### Exercise
Filter the listing so that only lines with the word "NICHE" remain.

---------- Task inputs ----------

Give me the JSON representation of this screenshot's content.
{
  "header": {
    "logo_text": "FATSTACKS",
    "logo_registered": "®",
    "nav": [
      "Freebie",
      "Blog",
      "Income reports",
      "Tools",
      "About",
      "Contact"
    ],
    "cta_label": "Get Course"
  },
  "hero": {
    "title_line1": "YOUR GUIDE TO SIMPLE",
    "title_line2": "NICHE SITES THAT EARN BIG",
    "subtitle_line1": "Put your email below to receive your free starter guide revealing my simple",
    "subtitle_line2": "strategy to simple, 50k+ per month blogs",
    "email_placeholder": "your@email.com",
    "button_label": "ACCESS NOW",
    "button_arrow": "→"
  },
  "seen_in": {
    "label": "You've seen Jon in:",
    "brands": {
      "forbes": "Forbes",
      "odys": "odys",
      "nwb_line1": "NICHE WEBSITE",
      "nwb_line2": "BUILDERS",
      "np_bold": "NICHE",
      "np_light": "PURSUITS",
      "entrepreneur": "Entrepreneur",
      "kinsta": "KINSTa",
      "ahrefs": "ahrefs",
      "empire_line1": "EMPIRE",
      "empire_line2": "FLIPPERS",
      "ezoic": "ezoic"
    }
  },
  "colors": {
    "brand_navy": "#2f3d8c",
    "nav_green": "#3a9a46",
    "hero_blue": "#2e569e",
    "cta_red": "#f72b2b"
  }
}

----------

### Answer to the problem
    "title_line2": "NICHE SITES THAT EARN BIG",
      "nwb_line1": "NICHE WEBSITE",
      "np_bold": "NICHE",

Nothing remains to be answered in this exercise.